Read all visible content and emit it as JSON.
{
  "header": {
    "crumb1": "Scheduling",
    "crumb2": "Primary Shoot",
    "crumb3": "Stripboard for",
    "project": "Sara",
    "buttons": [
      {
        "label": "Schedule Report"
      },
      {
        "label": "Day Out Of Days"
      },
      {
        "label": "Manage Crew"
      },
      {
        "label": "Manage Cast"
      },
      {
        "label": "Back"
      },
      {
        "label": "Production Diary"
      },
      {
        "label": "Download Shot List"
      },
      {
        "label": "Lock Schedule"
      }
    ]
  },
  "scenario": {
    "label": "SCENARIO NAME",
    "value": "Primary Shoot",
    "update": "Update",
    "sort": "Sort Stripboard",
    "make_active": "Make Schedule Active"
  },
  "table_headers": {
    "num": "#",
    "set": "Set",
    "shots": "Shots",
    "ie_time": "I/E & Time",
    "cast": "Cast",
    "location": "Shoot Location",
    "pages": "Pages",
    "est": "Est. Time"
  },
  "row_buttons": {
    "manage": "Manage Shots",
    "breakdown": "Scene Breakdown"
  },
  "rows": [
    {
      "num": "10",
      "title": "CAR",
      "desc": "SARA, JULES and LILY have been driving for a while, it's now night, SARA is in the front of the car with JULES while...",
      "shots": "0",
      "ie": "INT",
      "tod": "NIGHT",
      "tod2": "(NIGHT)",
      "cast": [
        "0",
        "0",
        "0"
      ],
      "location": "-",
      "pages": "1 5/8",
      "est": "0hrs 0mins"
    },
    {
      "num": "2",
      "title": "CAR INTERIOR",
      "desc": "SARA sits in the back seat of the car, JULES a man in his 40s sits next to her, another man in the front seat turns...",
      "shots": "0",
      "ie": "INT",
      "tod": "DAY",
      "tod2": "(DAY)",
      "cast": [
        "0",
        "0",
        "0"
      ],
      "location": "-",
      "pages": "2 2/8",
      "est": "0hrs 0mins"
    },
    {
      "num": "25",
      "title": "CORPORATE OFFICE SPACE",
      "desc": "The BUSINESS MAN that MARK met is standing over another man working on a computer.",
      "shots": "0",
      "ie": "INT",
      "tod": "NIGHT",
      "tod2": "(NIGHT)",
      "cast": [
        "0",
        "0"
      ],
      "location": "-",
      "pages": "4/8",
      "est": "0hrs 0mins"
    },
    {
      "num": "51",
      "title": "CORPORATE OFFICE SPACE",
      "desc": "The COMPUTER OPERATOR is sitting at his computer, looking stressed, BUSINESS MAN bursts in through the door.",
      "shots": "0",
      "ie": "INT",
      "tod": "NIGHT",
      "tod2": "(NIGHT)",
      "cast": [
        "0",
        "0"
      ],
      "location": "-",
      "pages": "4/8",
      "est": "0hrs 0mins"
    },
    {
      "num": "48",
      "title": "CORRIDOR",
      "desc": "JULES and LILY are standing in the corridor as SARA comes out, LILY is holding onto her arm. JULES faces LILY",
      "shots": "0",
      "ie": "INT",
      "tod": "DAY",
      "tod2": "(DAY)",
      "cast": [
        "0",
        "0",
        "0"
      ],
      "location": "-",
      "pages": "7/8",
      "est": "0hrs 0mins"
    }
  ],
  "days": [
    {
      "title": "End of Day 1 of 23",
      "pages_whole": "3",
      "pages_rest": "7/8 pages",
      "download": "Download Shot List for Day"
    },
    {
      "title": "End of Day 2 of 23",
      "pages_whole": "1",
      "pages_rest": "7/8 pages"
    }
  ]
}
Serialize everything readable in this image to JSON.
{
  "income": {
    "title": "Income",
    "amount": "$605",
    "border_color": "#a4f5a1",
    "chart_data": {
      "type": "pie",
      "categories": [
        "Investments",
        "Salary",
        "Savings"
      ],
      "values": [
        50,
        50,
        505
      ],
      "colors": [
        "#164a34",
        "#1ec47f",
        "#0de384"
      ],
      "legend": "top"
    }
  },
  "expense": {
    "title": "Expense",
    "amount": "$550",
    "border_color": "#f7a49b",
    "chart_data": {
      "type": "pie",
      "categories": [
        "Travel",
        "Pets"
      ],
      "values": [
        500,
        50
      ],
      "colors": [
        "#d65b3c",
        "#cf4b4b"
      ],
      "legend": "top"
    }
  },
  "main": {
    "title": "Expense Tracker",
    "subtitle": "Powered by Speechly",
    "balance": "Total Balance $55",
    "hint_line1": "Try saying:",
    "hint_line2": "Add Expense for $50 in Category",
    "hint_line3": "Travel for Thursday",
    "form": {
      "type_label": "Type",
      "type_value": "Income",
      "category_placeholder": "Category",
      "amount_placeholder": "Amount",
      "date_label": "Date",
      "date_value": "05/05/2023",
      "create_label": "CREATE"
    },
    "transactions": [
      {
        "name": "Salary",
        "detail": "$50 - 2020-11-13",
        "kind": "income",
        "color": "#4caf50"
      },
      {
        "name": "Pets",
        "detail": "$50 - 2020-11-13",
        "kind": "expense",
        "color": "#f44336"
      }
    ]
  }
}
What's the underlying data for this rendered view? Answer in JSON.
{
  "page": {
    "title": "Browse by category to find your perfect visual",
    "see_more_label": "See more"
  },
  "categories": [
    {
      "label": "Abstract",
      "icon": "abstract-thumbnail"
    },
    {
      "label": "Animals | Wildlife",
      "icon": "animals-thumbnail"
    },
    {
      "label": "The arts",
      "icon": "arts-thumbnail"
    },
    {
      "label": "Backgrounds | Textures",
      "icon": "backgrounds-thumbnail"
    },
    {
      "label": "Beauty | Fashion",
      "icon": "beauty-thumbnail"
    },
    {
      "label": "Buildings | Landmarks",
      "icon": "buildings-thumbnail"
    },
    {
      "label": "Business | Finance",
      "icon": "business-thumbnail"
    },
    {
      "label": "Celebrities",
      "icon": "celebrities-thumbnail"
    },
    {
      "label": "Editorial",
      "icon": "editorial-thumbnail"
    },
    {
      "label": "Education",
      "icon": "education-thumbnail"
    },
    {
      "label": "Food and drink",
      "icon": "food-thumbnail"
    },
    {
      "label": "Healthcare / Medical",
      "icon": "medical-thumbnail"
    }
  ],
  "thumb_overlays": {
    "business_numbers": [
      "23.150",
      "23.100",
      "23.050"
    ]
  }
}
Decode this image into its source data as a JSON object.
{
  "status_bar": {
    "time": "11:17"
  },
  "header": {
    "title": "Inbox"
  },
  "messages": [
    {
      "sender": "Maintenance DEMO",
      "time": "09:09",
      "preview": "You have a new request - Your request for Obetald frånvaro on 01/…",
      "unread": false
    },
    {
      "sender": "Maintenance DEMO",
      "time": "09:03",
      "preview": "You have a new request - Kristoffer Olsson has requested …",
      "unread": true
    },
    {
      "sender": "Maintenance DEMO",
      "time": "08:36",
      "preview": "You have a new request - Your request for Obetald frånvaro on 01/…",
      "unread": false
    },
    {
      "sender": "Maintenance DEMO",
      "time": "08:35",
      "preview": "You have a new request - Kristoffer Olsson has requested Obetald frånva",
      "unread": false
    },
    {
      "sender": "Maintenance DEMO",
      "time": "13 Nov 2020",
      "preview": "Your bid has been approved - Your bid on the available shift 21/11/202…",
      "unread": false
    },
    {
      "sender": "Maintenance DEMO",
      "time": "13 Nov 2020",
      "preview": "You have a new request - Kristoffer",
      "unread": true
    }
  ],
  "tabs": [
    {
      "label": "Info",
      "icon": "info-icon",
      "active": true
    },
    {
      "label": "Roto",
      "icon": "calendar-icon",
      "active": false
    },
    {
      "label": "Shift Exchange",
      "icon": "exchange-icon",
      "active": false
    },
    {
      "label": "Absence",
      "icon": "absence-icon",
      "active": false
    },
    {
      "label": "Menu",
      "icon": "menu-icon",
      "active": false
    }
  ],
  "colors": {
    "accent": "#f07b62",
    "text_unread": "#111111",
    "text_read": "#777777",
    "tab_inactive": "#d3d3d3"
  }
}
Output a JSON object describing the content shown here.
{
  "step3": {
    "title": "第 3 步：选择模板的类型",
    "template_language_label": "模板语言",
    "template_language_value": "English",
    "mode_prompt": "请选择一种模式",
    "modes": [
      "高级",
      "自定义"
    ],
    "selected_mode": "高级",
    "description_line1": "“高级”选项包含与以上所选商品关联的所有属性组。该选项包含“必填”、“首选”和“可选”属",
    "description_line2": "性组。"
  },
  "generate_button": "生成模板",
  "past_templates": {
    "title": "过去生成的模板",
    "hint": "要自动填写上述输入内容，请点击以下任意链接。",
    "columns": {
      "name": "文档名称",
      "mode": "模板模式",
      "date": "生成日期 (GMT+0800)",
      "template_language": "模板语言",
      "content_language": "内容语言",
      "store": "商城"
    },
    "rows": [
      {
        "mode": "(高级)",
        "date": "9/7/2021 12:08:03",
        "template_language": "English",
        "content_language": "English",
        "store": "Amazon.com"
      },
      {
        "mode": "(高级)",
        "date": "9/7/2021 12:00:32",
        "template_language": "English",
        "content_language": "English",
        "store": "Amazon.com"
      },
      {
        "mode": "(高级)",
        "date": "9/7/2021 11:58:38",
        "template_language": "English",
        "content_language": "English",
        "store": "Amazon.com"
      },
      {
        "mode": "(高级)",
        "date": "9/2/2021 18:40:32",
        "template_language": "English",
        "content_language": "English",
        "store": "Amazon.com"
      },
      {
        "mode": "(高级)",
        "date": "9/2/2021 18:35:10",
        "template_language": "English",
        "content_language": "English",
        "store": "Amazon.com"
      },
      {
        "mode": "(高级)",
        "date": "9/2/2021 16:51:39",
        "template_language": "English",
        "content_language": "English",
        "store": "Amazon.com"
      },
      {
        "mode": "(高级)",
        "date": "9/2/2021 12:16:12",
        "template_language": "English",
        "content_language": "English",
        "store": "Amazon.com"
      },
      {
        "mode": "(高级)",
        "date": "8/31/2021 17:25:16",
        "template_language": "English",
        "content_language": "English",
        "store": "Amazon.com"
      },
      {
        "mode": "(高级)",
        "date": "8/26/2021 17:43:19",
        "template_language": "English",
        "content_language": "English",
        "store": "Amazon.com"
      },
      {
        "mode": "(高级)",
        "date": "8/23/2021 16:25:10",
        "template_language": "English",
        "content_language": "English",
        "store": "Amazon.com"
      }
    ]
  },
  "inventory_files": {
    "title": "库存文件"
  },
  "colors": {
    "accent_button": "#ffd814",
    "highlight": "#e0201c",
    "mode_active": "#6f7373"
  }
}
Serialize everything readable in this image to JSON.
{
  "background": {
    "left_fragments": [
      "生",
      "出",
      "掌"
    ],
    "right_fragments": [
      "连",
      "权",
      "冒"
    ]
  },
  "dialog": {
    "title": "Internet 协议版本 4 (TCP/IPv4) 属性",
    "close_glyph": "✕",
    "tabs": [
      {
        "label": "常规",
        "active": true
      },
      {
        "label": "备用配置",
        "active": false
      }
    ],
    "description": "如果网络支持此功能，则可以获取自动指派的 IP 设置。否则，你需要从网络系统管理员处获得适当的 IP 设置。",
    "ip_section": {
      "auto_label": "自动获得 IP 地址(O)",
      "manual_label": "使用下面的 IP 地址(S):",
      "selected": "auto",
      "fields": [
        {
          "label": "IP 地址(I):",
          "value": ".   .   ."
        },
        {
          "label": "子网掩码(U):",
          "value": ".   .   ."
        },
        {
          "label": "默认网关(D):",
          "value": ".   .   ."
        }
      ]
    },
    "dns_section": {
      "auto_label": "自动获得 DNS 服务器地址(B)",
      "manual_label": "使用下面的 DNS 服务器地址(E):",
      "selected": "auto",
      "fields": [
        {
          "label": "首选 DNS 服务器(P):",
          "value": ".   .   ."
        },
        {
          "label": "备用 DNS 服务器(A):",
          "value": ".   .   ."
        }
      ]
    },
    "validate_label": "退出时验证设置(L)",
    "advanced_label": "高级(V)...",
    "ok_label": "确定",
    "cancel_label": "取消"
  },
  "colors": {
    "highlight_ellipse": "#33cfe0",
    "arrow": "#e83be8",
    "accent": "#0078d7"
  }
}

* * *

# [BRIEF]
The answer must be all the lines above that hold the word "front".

# [REPLY]
      "desc": "SARA, JULES and LILY have been driving for a while, it's now night, SARA is in the front of the car with JULES while...",
      "desc": "SARA sits in the back seat of the car, JULES a man in his 40s sits next to her, another man in the front seat turns...",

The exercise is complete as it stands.